First Settlements in New York
It was July of 1609 that Samuel Champlain first entered the State of New York. It was on the 3rd of September of
the same year that Hudson discovered New York Bay. Henry Hudson was an Englishman who engaged in the service of
some Amsterdam merchants and set out to find a north-east passage to India. The daring sailor left Holland in the
little ship, the Half Moon and tried to India by sailing north of Sweden. He was driven back by the ice, but, still
unwilling to give up turned straight about to find a westerly way to Asia.
He touched first on the shores of New Foundland, steered south, mended his sails in Maine, saw Chesapeake Bay,
and turning back to the north entered the river to which others have given his name. Knowing nothing of the breadth
of the continent, he hoped that the stream would prove a passage to the Pacific; but when he had followed the river
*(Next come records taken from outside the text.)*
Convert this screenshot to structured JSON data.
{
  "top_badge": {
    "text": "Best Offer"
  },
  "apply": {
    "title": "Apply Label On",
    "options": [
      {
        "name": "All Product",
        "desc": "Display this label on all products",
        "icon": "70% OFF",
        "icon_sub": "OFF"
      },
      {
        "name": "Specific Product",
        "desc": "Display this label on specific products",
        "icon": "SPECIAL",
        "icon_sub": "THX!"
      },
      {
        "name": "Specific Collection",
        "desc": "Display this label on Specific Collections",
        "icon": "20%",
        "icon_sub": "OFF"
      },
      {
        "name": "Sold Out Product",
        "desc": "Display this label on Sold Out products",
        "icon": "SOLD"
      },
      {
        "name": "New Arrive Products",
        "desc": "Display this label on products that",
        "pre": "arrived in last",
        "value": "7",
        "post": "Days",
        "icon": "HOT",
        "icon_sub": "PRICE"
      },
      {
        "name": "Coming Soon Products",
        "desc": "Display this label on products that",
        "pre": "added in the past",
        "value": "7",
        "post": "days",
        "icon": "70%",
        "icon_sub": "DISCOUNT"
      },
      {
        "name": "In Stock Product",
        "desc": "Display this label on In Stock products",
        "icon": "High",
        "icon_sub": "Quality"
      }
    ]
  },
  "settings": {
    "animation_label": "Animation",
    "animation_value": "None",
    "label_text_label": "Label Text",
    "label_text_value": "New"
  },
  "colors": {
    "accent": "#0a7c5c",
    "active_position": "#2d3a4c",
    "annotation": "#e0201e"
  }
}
for over a hundred miles and found it growing shallow, he turned back; then having spent a month inside Danhy Hook,
he steered out into the deep, never again to return. On his next voyage, still looking for a north-west passage, he
entered Hudson Bay. Here with his little son he was set adrift by his rebellious crew and perished.
The First Settlements
Although the Cabots had discovered the continent more than a hundred years before the voyage of the Half Moon,
yet the favored spot thus found by the Dutch was in the midst of a vast unclaimed wilderness. Hundreds of miles to
the south were a few starving Englishmen at Jamestown; far to the north were camps of French traders among the
snows of Nova Scotia and Montreal: all else was forest and savages. The Mayflower had not yet sailed. When another
or perhaps a second summer came around, the Indians, who had watched the sails of Hudson disappear, gladly welcomed
the ships of some Dutch fur traders. These men bought and sold and went back.
Thus they continued coming and going, until in the fourth year after the discovery the traders built a few huts
on Manhattan Island, so that it is said that New York was settled in 1613. Soon after, a strong building was put up
where the foot of Broadway now is, to serve as a store-house and fort. About the same time the adventurous traders
made their way nearer the heart of the fur trade and built a fort on Castle Island, below the present Albany. But
cabins, forts and store-houses did not really make a settlement; they were shelters but not homes.
Discoveries and Claims
While many of the thrifty Dutch were busy bartering their brass trinkets and fiery liquor for the skins of
otters and beavers, other visitors to the new land were following the lead of Hudson and examining the coasts.
Captain May sailed about Delaware Bay and left his name on its northern cape. Adrain Block, " first of European
navigators steered through Hellgate" and sailed on Long Island Sound; he discovered the Connecticut River and found
and named Rhode Island and Block Island.
From the discoveries of Hudson, Block and others the Dutch laid claim to the land and gave it a name. The
Delaware they called the South River ; the Connecticut the Fresh River; the Hudson the North River or the Mauritius
(maw-rish-i-us). They called the country New Netherland and claimed that it extended from the forty fifth parallel
of latitude. Later on they defined New Netherland as lying between the Delaware and Cape Cod, and in later years
they would have been glad to fix the Connecticut River as the northern and eastern boundary.
The First Homes
These claims were held simply by trading posts until 15 years after the discovery of the Hudson, when thirty
families of persecuted French protestants came. They were the first white people who made the land of New York
their home. Eight of these families settled on the lower end of Manhattan Island; and about them grew the town
called later New Amsterdam, destined to become New York city. Other families went to the New Jersey shore, where
the land was called Pavonia. Eastward across the river from Manhattan on Long Island a little company of these
people took the name Breukelen (Brooklyn). A few went to the Connecticut River and some to the Delaware River,
while others sailed a short distance above the abandoned fort on Castle Island and built Fort Orange, the beginning
of the city of Albany.
These families were sent out by a society of Dutch merchants called the Dutch West India Company, an
organization which had been chartered a few years before and which had received the entire control of New
Netherland. The government of Holland still retained supreme authority over the territory; but all the internal
affairs of the colony rested with the stockholders of the West India company.
continues ... The Patroons, the Government and the Indians of New York